EX touches every department, and they each play a key role in making lasting improvements. To accept that and do their part, these other leaders need a common understanding based on science and data, but they also need the insight that an effective EX listening strategy can bring to help guide their thinking so that they can make more informed decisions that foster great EX.
Melissa: The use of more frequent, less structured employee listening in combination with signal data that offers insight into the employee experience makes it significantly easier to understand where employees need more enablement or empowerment to deliver for customers. Simple comparisons between teams, departments, and locations with high versus low customer scores with the wealth of EX data allow us to see what EX conditions are different between high- and low-performing groups.
We can even use this data to create alerts for teams at risk of receiving low customer scores and predictive models to understand employees at risk of turnover or burnout to intervene to reduce it proactively.
David: Historically, companies have not had the data or the scientific expertise to design a comprehensive listening program that can link EX to business results, including CX, in ways that are credible and repeatable. But that is changing as more ways of gathering data from more sources and assembling it into a more complete picture become available, and the power that these insights hold comes into focus.
Forrester has published research demonstrating that one of the things that sets customer-obsessed organizations apart is that they are insights-driven — meaning that they gather a lot of data and use it in innovative ways to gain greater insight into customer and employee experiences to make them better.
More importantly, employees are often in the best position to see and understand how customer experience can be better, and as more organizations have found success with mining this rich source of insights, it’s leading more organizations to do the same.
Melissa: We’re fortunate to now have platforms that easily bring together employee and customer data for insights and action. We can see a customer issue in a survey or other signals and analyze employee data to understand what is driving the customer issue or ask employees the cause of the issue. Then we can directly measure outcomes such as improved customer satisfaction, increased sales, or reduced cost as a result of applying the employee solution to the customer issue.
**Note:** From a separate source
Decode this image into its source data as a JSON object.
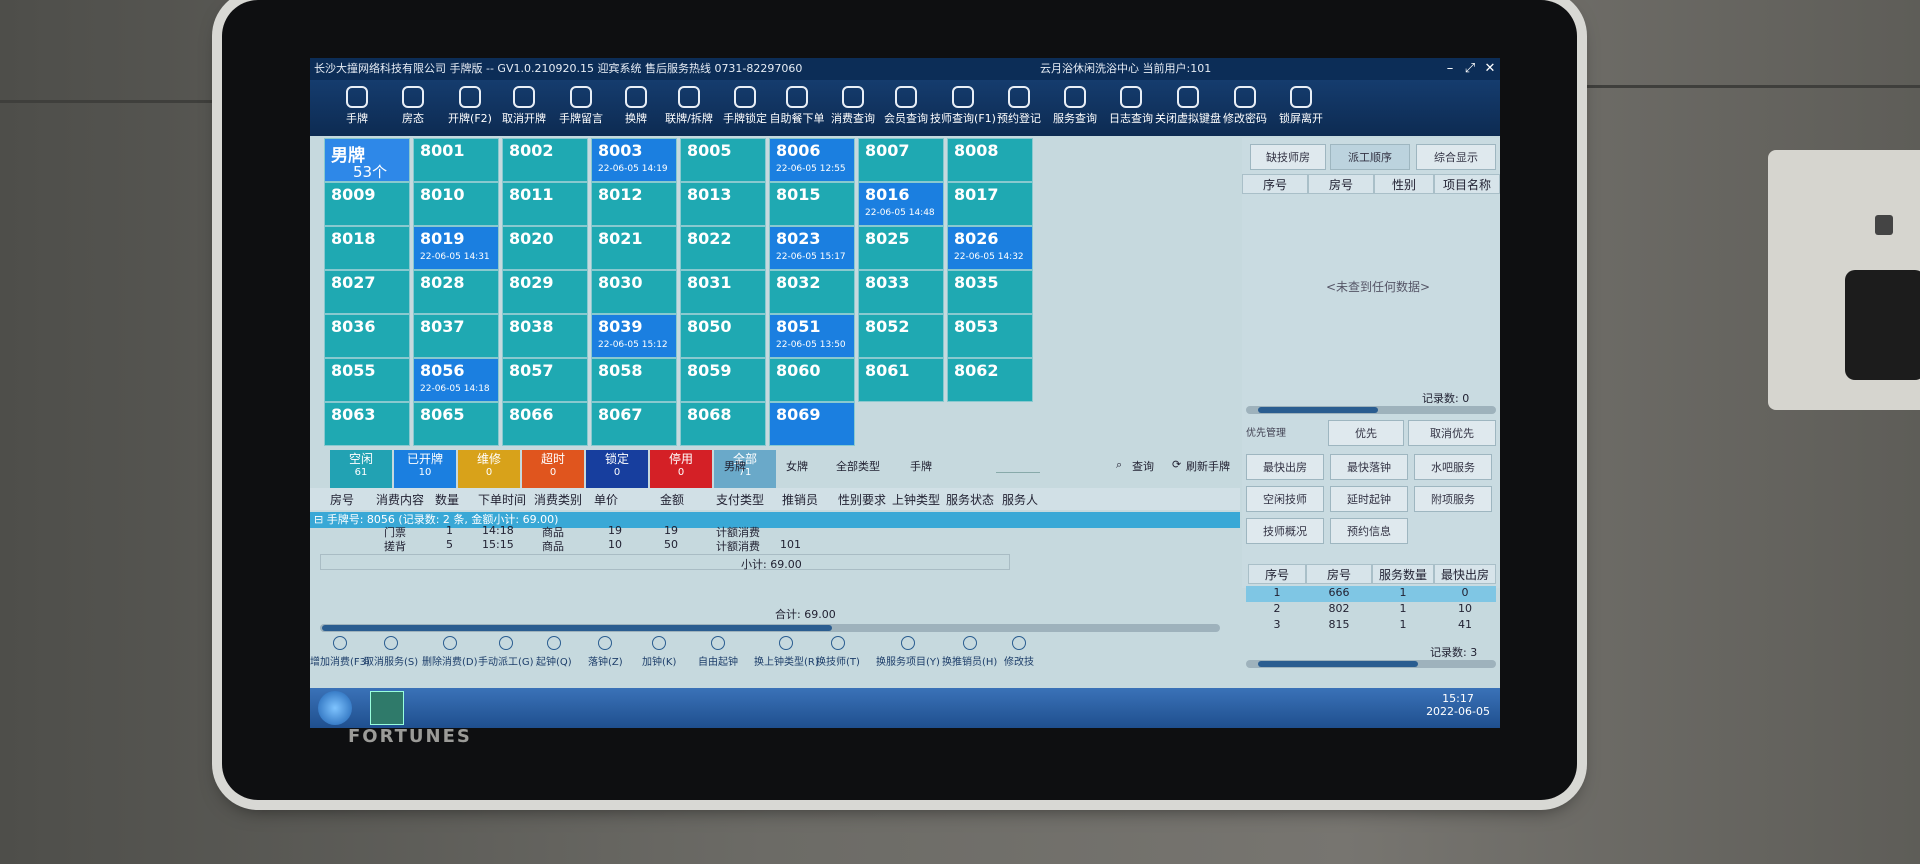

With both EX and CX data in one platform, you have many ways of assessing the impact of an EX change — such as removing an employee obstacle to deliver service for customers — on CX through analysis of customer comments, customer sentiment, customer calls about issues, and beyond.
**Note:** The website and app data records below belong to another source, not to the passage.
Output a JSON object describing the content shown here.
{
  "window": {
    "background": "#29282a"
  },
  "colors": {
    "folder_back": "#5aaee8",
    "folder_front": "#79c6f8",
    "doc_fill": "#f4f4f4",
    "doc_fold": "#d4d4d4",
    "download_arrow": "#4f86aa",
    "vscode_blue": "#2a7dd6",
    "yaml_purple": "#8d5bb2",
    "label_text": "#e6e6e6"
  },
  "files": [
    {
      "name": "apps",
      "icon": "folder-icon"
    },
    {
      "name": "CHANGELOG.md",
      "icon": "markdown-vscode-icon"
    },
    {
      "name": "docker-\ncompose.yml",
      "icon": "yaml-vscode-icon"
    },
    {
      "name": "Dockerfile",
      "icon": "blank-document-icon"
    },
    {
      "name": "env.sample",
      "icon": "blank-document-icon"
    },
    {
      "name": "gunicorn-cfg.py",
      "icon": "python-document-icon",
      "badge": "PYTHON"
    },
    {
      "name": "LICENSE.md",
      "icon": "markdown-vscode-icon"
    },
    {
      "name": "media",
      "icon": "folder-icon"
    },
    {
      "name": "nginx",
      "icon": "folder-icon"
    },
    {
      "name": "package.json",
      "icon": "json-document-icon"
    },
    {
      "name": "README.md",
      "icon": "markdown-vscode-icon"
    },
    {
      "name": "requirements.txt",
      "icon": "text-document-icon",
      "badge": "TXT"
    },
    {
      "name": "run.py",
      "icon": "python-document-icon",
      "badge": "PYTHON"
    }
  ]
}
David: Unfortunately, measuring the direct ROI of EX investments on CX is difficult because so much of it seems intangible. But it’s important to remember that when we say intangible, what we mean is that it’s hard to measure — not that it’s any less real.
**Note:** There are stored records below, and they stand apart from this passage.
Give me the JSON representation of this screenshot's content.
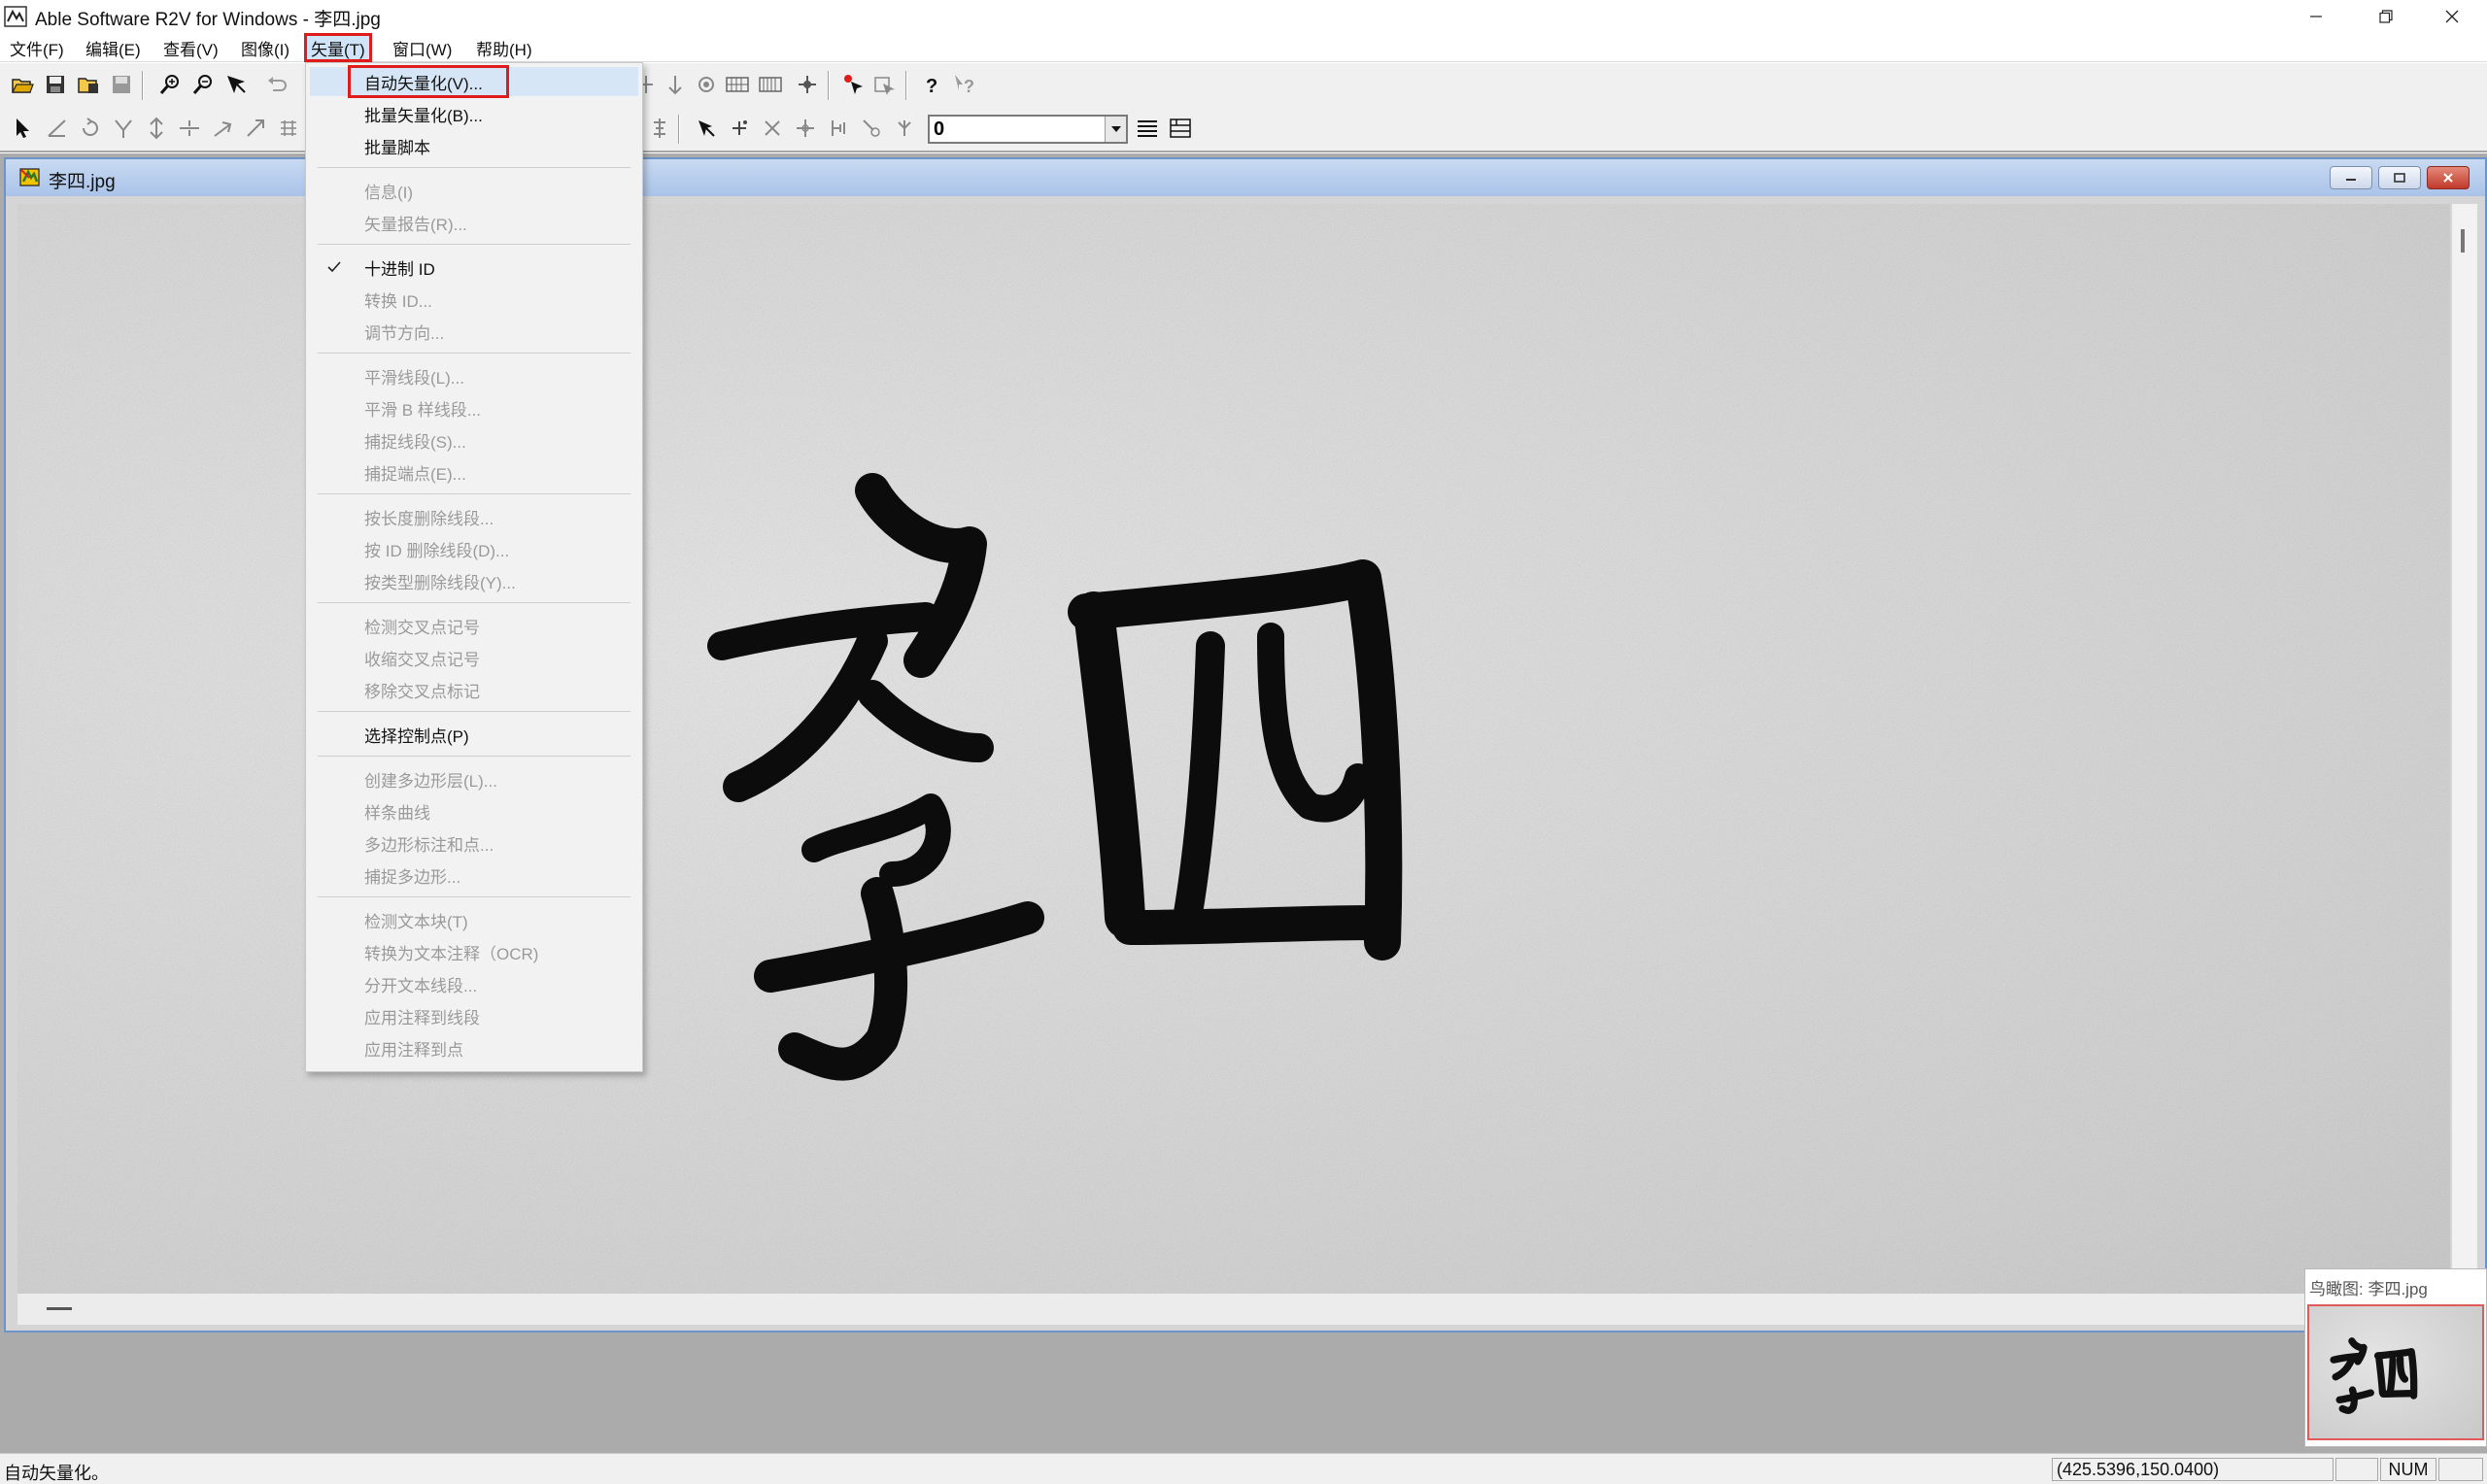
{
  "window": {
    "title": "Able Software R2V for Windows - 李四.jpg",
    "controls": [
      "minimize-icon",
      "restore-icon",
      "close-icon"
    ]
  },
  "menubar": {
    "file": "文件(F)",
    "edit": "编辑(E)",
    "view": "查看(V)",
    "image": "图像(I)",
    "vector": "矢量(T)",
    "window": "窗口(W)",
    "help": "帮助(H)"
  },
  "toolbar": {
    "id_value": "0",
    "row1_icons": [
      "open-icon",
      "save-icon",
      "open-folder-icon",
      "save-disk-icon",
      "zoom-in-icon",
      "zoom-out-icon",
      "select-arrow-icon",
      "undo-icon",
      "node-icon",
      "node-down-icon",
      "target-icon",
      "grid-icon",
      "grid-alt-icon",
      "crosshair-icon",
      "pick-icon",
      "edit-node-icon",
      "help-icon",
      "context-help-icon"
    ],
    "row2_icons": [
      "pointer-tool-icon",
      "line-tool-icon",
      "rotate-tool-icon",
      "split-tool-icon",
      "vertical-tool-icon",
      "horizontal-tool-icon",
      "angle-tool-icon",
      "join-tool-icon",
      "grid-tool-icon",
      "align-tool-icon",
      "arrow-cursor-icon",
      "add-point-icon",
      "delete-point-icon",
      "move-point-icon",
      "split-point-icon",
      "snap-point-icon",
      "link-point-icon",
      "list-icon",
      "layers-icon"
    ]
  },
  "document": {
    "title": "李四.jpg",
    "controls": [
      "doc-minimize-icon",
      "doc-maximize-icon",
      "doc-close-icon"
    ]
  },
  "vector_menu": {
    "items": [
      {
        "label": "自动矢量化(V)...",
        "enabled": true,
        "highlighted": true
      },
      {
        "label": "批量矢量化(B)...",
        "enabled": true
      },
      {
        "label": "批量脚本",
        "enabled": true
      },
      {
        "label": "信息(I)",
        "enabled": false
      },
      {
        "label": "矢量报告(R)...",
        "enabled": false
      },
      {
        "label": "十进制 ID",
        "enabled": true,
        "checked": true
      },
      {
        "label": "转换 ID...",
        "enabled": false
      },
      {
        "label": "调节方向...",
        "enabled": false
      },
      {
        "label": "平滑线段(L)...",
        "enabled": false
      },
      {
        "label": "平滑 B 样线段...",
        "enabled": false
      },
      {
        "label": "捕捉线段(S)...",
        "enabled": false
      },
      {
        "label": "捕捉端点(E)...",
        "enabled": false
      },
      {
        "label": "按长度删除线段...",
        "enabled": false
      },
      {
        "label": "按 ID 删除线段(D)...",
        "enabled": false
      },
      {
        "label": "按类型删除线段(Y)...",
        "enabled": false
      },
      {
        "label": "检测交叉点记号",
        "enabled": false
      },
      {
        "label": "收缩交叉点记号",
        "enabled": false
      },
      {
        "label": "移除交叉点标记",
        "enabled": false
      },
      {
        "label": "选择控制点(P)",
        "enabled": true
      },
      {
        "label": "创建多边形层(L)...",
        "enabled": false
      },
      {
        "label": "样条曲线",
        "enabled": false
      },
      {
        "label": "多边形标注和点...",
        "enabled": false
      },
      {
        "label": "捕捉多边形...",
        "enabled": false
      },
      {
        "label": "检测文本块(T)",
        "enabled": false
      },
      {
        "label": "转换为文本注释（OCR)",
        "enabled": false
      },
      {
        "label": "分开文本线段...",
        "enabled": false
      },
      {
        "label": "应用注释到线段",
        "enabled": false
      },
      {
        "label": "应用注释到点",
        "enabled": false
      }
    ]
  },
  "birdseye": {
    "title": "鸟瞰图: 李四.jpg"
  },
  "statusbar": {
    "message": "自动矢量化。",
    "coords": "(425.5396,150.0400)",
    "num": "NUM"
  },
  "colors": {
    "highlight_red": "#e01b1b",
    "menu_hover": "#d6e6f7",
    "doc_title_gradient_top": "#c9daf2",
    "workspace_gray": "#ababab"
  }
}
What seems to work is to begin with a set of CX metrics such as customer satisfaction or retention, and explore different EX investment scenarios to see how each is likely to influence the CX metrics and set priorities accordingly. Then, circle back after making the investments to see if the CX results were achieved and how much of that is attributable to them.
CX and EX go hand-in-hand. Whether you’re just launching programs or are further along with established programs in motion, it’s important to keep this in mind. What you’ll find is that, when customer feedback skews negatively for any particular reason, the root is often related to an issue your own employees are facing but can resolve.
Check out our guide, Expert Insights: How to Build an Employee Experience Program, to discover what leaders with decades of experience launching and advancing EX efforts say it takes to be successful.